Now of course, online review – and indeed online publication – is disrupting the publishing enterprise all over again. Papers are longer and more interdisciplinary than ever. It is becoming an impossibility to actually review a paper with terabytes of data in any meaningful sense. Meanwhile the growing sense that peer review takes too long, isn’t transparent, and is an unfair division of labor and costs means that other publishing models are taking hold. Pre-print publication in repositories such as arXiv and bioRxiv are allowing scientists to release their work to the public as soon as they wish although readers must be wary that the claims have not necessarily been evaluated by impartial judges.

The future of peer review?

So it behooves us to ask, what value does peer review still have? Is it outdated and we need to replace it with something else? Or can we improve it to fit the needs of the 21st century?

At its best, peer review provides a measure of quality control for the scientific literature, helping authors to make the best case for their exciting new discoveries. Readers, funders, industry, and the public can read the paper and trust the results, turning those insights into the building blocks for the next advance for society. And frankly, the other reason it’s important is that the journals that are most prestigious and most likely to result in job offers, promotions and grants should you publish in them, still require it. So being adept at writing reviews and interpreting them are important skills to hone from a pragmatic standpoint.

It’s this issue of improving peer review that we aim to address with the accompanying CommKit article [Peer Review – Best Practices]. Right now, it’s still an important requirement of being a scientist, and many of the issues we can cite with peer review as currently practiced boil down to badly written reviews, badly-behaved peer reviewers, and editors who are unable to parse the results of this badly-done process. If we could re-set the system so that reviews are constructive, timely and objective, then the scientific community would be better off for it.

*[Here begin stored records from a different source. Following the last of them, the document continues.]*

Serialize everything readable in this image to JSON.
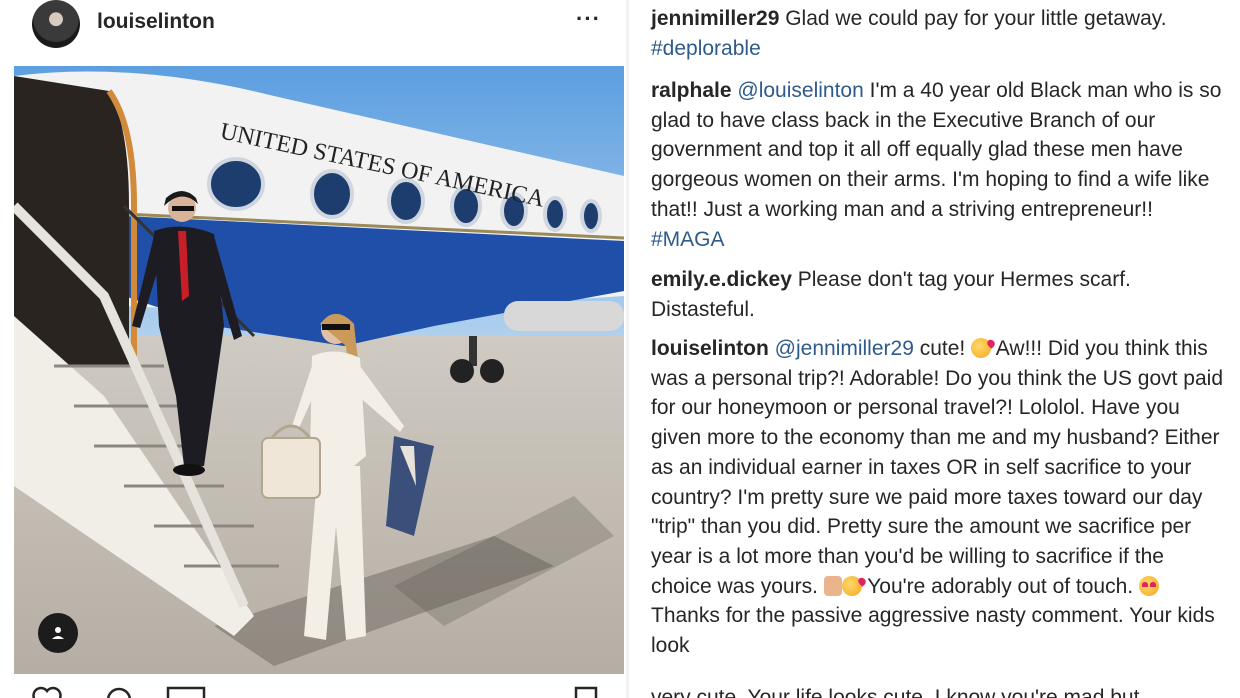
{
  "post": {
    "username": "louiselinton",
    "more_label": "···",
    "photo": {
      "plane_text": "UNITED STATES OF AMERICA",
      "alt": "Couple descending stairs of a blue and white government jet"
    },
    "user_tag_icon": "person-icon",
    "actions": [
      "heart-icon",
      "comment-icon",
      "share-icon",
      "bookmark-icon"
    ]
  },
  "comments": [
    {
      "user": "jennimiller29",
      "parts": [
        {
          "t": "text",
          "v": " Glad we could pay for your little getaway. "
        },
        {
          "t": "hashtag",
          "v": "#deplorable"
        }
      ]
    },
    {
      "user": "ralphale",
      "parts": [
        {
          "t": "text",
          "v": " "
        },
        {
          "t": "mention",
          "v": "@louiselinton"
        },
        {
          "t": "text",
          "v": " I'm a 40 year old Black man who is so glad to have class back in the Executive Branch of our government and top it all off equally glad these men have gorgeous women on their arms. I'm hoping to find a wife like that!! Just a working man and a striving entrepreneur!! "
        },
        {
          "t": "hashtag",
          "v": "#MAGA"
        }
      ]
    },
    {
      "user": "emily.e.dickey",
      "parts": [
        {
          "t": "text",
          "v": " Please don't tag your Hermes scarf. Distasteful."
        }
      ]
    },
    {
      "user": "louiselinton",
      "parts": [
        {
          "t": "text",
          "v": " "
        },
        {
          "t": "mention",
          "v": "@jennimiller29"
        },
        {
          "t": "text",
          "v": " cute! "
        },
        {
          "t": "emoji",
          "v": "kiss"
        },
        {
          "t": "text",
          "v": " Aw!!! Did you think this was a personal trip?! Adorable! Do you think the US govt paid for our honeymoon or personal travel?! Lololol. Have you given more to the economy than me and my husband? Either as an individual earner in taxes OR in self sacrifice to your country? I'm pretty sure we paid more taxes toward our day \"trip\" than you did. Pretty sure the amount we sacrifice per year is a lot more than you'd be willing to sacrifice if the choice was yours. "
        },
        {
          "t": "emoji",
          "v": "arm"
        },
        {
          "t": "emoji",
          "v": "kiss"
        },
        {
          "t": "text",
          "v": " You're adorably out of touch. "
        },
        {
          "t": "emoji",
          "v": "heart"
        },
        {
          "t": "text",
          "v": " Thanks for the passive aggressive nasty comment. Your kids look"
        }
      ]
    }
  ],
  "cutoff_line": "very cute. Your life looks cute. I know you're mad but"
}
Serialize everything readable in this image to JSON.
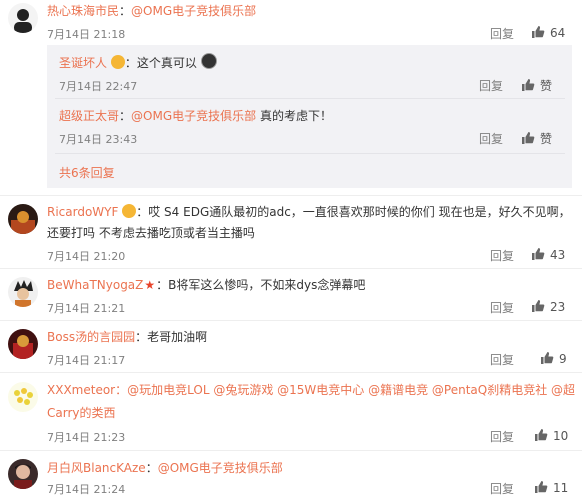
{
  "comments": [
    {
      "username": "热心珠海市民",
      "colon": "：",
      "text": "@OMG电子竞技俱乐部",
      "time": "7月14日 21:18",
      "reply": "回复",
      "likes": "64"
    },
    {
      "username": "RicardoWYF",
      "text_line1_a": "：哎 S4 EDG通队最初的adc，一直很喜欢那时候的你们 现在也是，好久不见啊，",
      "text_line2": "还要打吗 不考虑去播吃顶或者当主播吗",
      "time": "7月14日 21:20",
      "reply": "回复",
      "likes": "43"
    },
    {
      "username": "BeWhaTNyogaZ",
      "text": "：B将军这么惨吗，不如来dys念弹幕吧",
      "time": "7月14日 21:21",
      "reply": "回复",
      "likes": "23"
    },
    {
      "username": "Boss汤的言园园",
      "text": "：老哥加油啊",
      "time": "7月14日 21:17",
      "reply": "回复",
      "likes": "9"
    },
    {
      "username": "XXXmeteor",
      "text_line1": "：@玩加电竞LOL @兔玩游戏 @15W电竞中心 @籍谱电竞 @PentaQ刹精电竞社 @超",
      "text_line2": "Carry的类西",
      "time": "7月14日 21:23",
      "reply": "回复",
      "likes": "10"
    },
    {
      "username": "月白风BlancKAze",
      "colon": "：",
      "text": "@OMG电子竞技俱乐部",
      "time": "7月14日 21:24",
      "reply": "回复",
      "likes": "11"
    }
  ],
  "subreplies": [
    {
      "username": "圣诞坏人",
      "text": "：这个真可以",
      "time": "7月14日 22:47",
      "reply": "回复",
      "like_label": "赞"
    },
    {
      "username": "超级正太哥",
      "colon": "：",
      "mention": "@OMG电子竞技俱乐部",
      "text": " 真的考虑下！",
      "time": "7月14日 23:43",
      "reply": "回复",
      "like_label": "赞"
    }
  ],
  "more_replies": "共6条回复",
  "colors": {
    "accent": "#eb7350",
    "muted": "#808080",
    "subbox_bg": "#f2f2f5"
  },
  "icons": [
    "thumbs-up-icon",
    "vip-badge-icon",
    "star-badge-icon"
  ]
}
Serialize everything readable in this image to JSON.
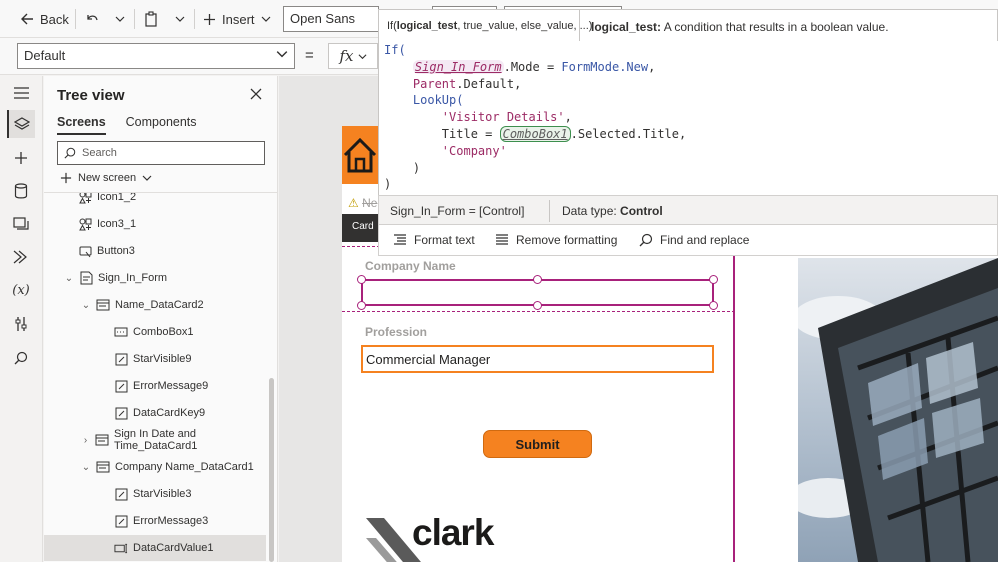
{
  "toolbar": {
    "back_label": "Back",
    "insert_label": "Insert",
    "font_value": "Open Sans"
  },
  "formula_bar": {
    "property_value": "Default",
    "equals": "=",
    "fx_label": "fx"
  },
  "function_hint": {
    "fn_name": "If(",
    "param_bold": "logical_test",
    "param_rest": ", true_value, else_value, ...)",
    "hint_param": "logical_test:",
    "hint_text": " A condition that results in a boolean value."
  },
  "code": {
    "line1": "If(",
    "l2_ctrl": "Sign_In_Form",
    "l2_mid": ".Mode = ",
    "l2_enum": "FormMode.New",
    "l2_end": ",",
    "l3_parent": "Parent",
    "l3_rest": ".Default,",
    "l4": "LookUp(",
    "l5_str": "'Visitor Details'",
    "l5_end": ",",
    "l6_pre": "Title = ",
    "l6_ctrl": "ComboBox1",
    "l6_rest": ".Selected.Title,",
    "l7_str": "'Company'",
    "l8": ")",
    "l9": ")"
  },
  "info_bar": {
    "expression": "Sign_In_Form  =  [Control]",
    "data_type_label": "Data type: ",
    "data_type_value": "Control"
  },
  "actions": {
    "format_text": "Format text",
    "remove_formatting": "Remove formatting",
    "find_replace": "Find and replace"
  },
  "tree": {
    "title": "Tree view",
    "tab_screens": "Screens",
    "tab_components": "Components",
    "search_placeholder": "Search",
    "new_screen": "New screen",
    "nodes": [
      {
        "label": "Icon1_2",
        "icon": "icon-shapes-icon"
      },
      {
        "label": "Icon3_1",
        "icon": "icon-shapes-icon"
      },
      {
        "label": "Button3",
        "icon": "button-icon"
      },
      {
        "label": "Sign_In_Form",
        "icon": "form-icon"
      },
      {
        "label": "Name_DataCard2",
        "icon": "card-icon"
      },
      {
        "label": "ComboBox1",
        "icon": "combobox-icon"
      },
      {
        "label": "StarVisible9",
        "icon": "label-icon"
      },
      {
        "label": "ErrorMessage9",
        "icon": "label-icon"
      },
      {
        "label": "DataCardKey9",
        "icon": "label-icon"
      },
      {
        "label": "Sign In Date and Time_DataCard1",
        "icon": "card-icon"
      },
      {
        "label": "Company Name_DataCard1",
        "icon": "card-icon"
      },
      {
        "label": "StarVisible3",
        "icon": "label-icon"
      },
      {
        "label": "ErrorMessage3",
        "icon": "label-icon"
      },
      {
        "label": "DataCardValue1",
        "icon": "textinput-icon"
      }
    ]
  },
  "canvas": {
    "warning_text": "Ne",
    "card_tip": "Card",
    "company_label": "Company Name",
    "profession_label": "Profession",
    "profession_value": "Commercial Manager",
    "submit_label": "Submit",
    "logo_text": "clark"
  },
  "colors": {
    "accent_orange": "#f58220",
    "selection_magenta": "#a8217b"
  }
}
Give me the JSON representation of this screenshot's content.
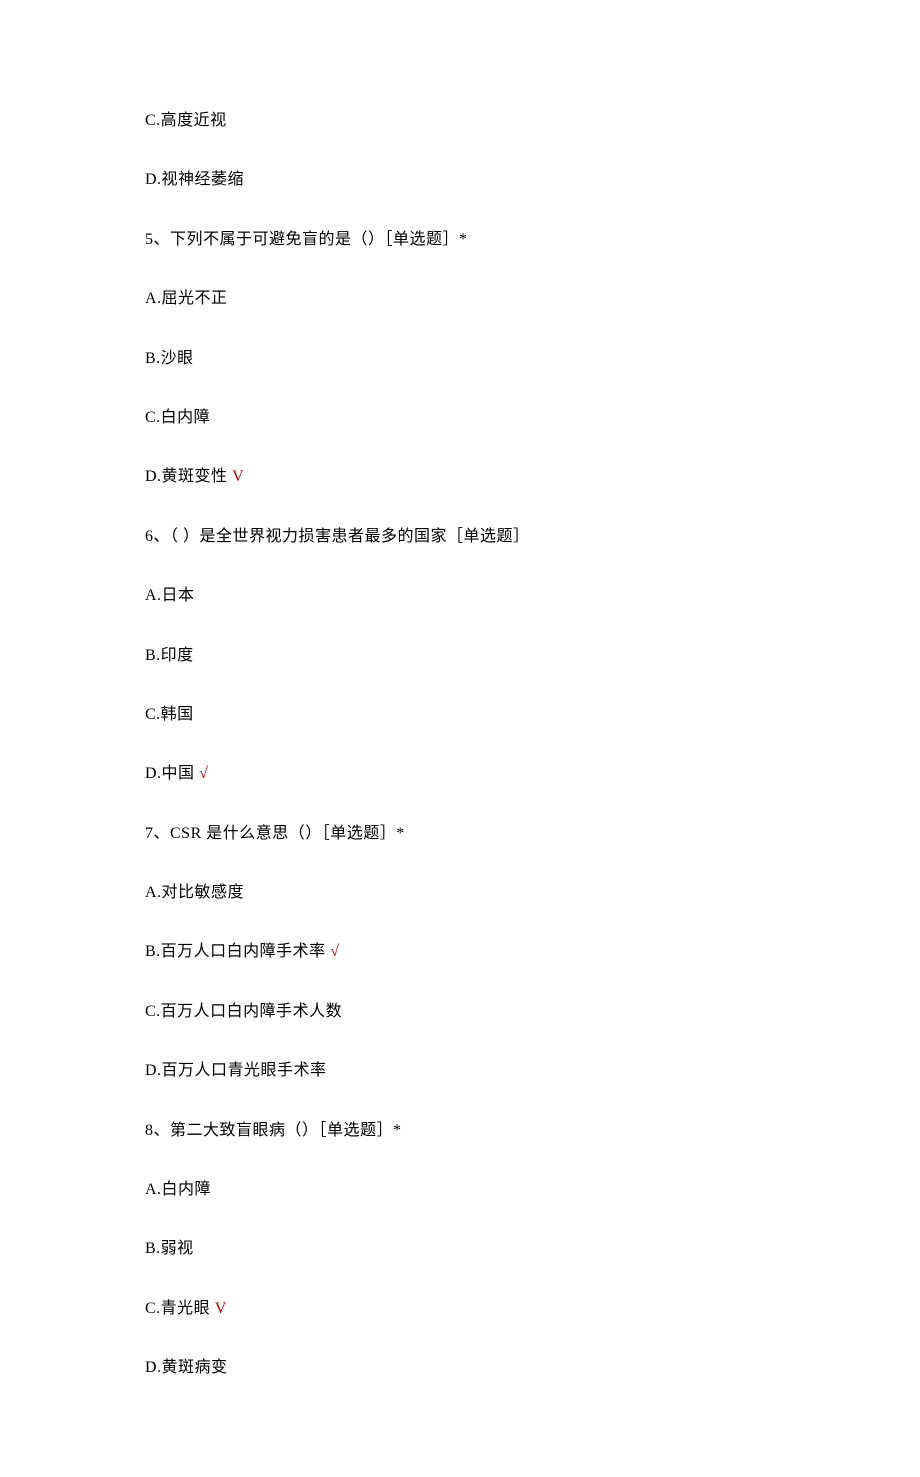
{
  "lines": {
    "l1": "C.高度近视",
    "l2": "D.视神经萎缩",
    "l3": "5、下列不属于可避免盲的是（）［单选题］*",
    "l4": "A.屈光不正",
    "l5": "B.沙眼",
    "l6": "C.白内障",
    "l7_text": "D.黄斑变性 ",
    "l7_mark": "V",
    "l8": "6、（ ）是全世界视力损害患者最多的国家［单选题］",
    "l9": "A.日本",
    "l10": "B.印度",
    "l11": "C.韩国",
    "l12_text": "D.中国 ",
    "l12_mark": "√",
    "l13": "7、CSR 是什么意思（）［单选题］*",
    "l14": "A.对比敏感度",
    "l15_text": "B.百万人口白内障手术率 ",
    "l15_mark": "√",
    "l16": "C.百万人口白内障手术人数",
    "l17": "D.百万人口青光眼手术率",
    "l18": "8、第二大致盲眼病（）［单选题］*",
    "l19": "A.白内障",
    "l20": "B.弱视",
    "l21_text": "C.青光眼 ",
    "l21_mark": "V",
    "l22": "D.黄斑病变"
  }
}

Nonetheless, there are many issues that remain, so I would posit that while being good practitioners of peer review, we can also think about ways to disrupt the system. Much has been written on this topic so I will end here with links to some other interesting viewpoints (of particular note: whether peer review can improve the reproducibility of research; increasing transparency of the process; the unfair business models of publishing; and, of course, the importance of training peer reviewers). But reminding ourselves that scientific publishing has had many guises in the last 400 years, and peer review has only been part of the equation for the past 40-odd years should give us hope that we can pursue new ways of evaluating the scientific literature that better address the needs of the scientific community and society at large.

But at the very least, let’s commit to being as conscientious and constructive as possible when agreeing to review a manuscript. You can start by checking out the CommKit!


With many thanks to Diana Chien, MIT CommLab, Mike Orella, MIT MechE CommLab, Akshata Sonni & Chris Gerry, Broad CommLab, members of the scipub working group at Broad, and to Geoffrey North, Editor of Current Biology, for useful discussions.